At the end of November 1986, I received an order for a copy of my book, Collected Poetry of Thomas A. Ekkens—Early Works, from the New York Public Library, specifically for the Schomburg Collection of Negro History and Literature. I once worked at this unique reference library as the Assistant Archivist. In fact, some of the poems in my book were written during that period.
This well-known library of black history and culture was collected and curated by Arthur A. Schomburg (1874-1938) (see photo above). His historically unique collection was gathered over the years through his keen detective and highly protective love for his race. It is a personal treasure for me to have been a part of Arthur Schomburg's legacy.
Before shipping my poetry book to them, I thought it appropriate to enclose a brief writing for their copy. It is forever glued to the inside front cover (written on Dec. 14, 1986):
An order was received from the Schomburg Collection for this book, and I wondered why? A white boy from the west? But maybe the answer is in history, which we are always making.
Martin Luther King Jr. was murdered in a faraway city but, when morning broke, Harlem was burning. I came out of the subway at 125th and Lenox to a smoldering morning, police packed together for safety, for safety keeping peace. Storefronts burning, people pillaging, cops with arms crossed.
They asked me, "Where are you going? Why are you here?"
I said, "I work here, at the Schomburg!"
"What's a white guy doing in Harlem after King is killed?"
But I worked in Harlem, roamed the streets in naive enchantment, walked with casual abandon into local establishments, looking for meaning. I had no white guilt and had no plan. I was really just there.
Before a black brother was a "Brother," there was Ernest Kaiser, the cornerstone of the Schomburg Collection. He didn't really like white people, but he seemed to accept me, begrudgingly. Still, in my mind, there's Arthur Schomburg who saved black history from oblivion and Mr. Kaiser who meticulously carried it forward.

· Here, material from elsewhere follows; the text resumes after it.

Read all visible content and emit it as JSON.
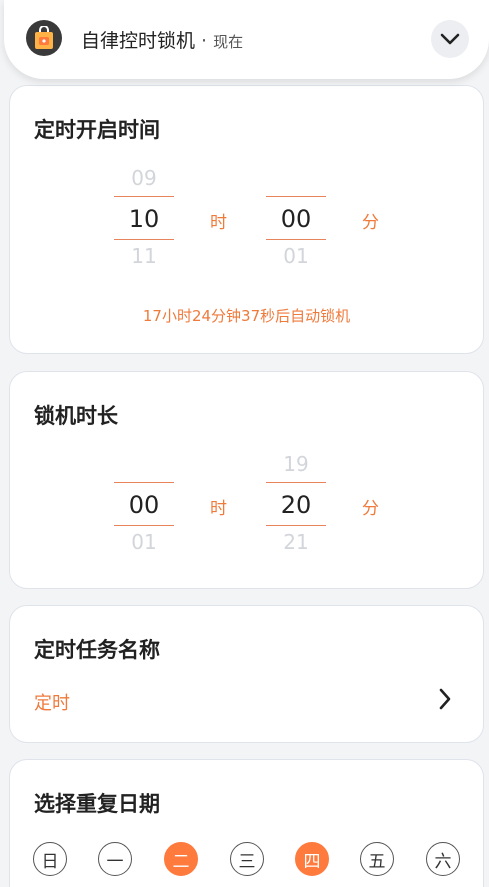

I will never forget the help he gave me.
Jean Blackwell Hutson was the curator then, back in the Sixties, and a woman whom only rumors knew. I would have liked knowing more of her as her career developed.
Stan Biddle was one of the librarians then, a young black man from Rochester with a new image of "right on" black. Together we established the archives of the Schomburg Collection, making available the papers of the National Negro Congress, Paul Robeson, Richard Wright, and others.
I know that I added a small measure to the history of the Schomburg Collection, which I will always love, but I would like to mention that the collection and the people added much to the depth of a young white man's life in the hub of Harlem.
I wrote a poem about this event called "White Boy in Harlem."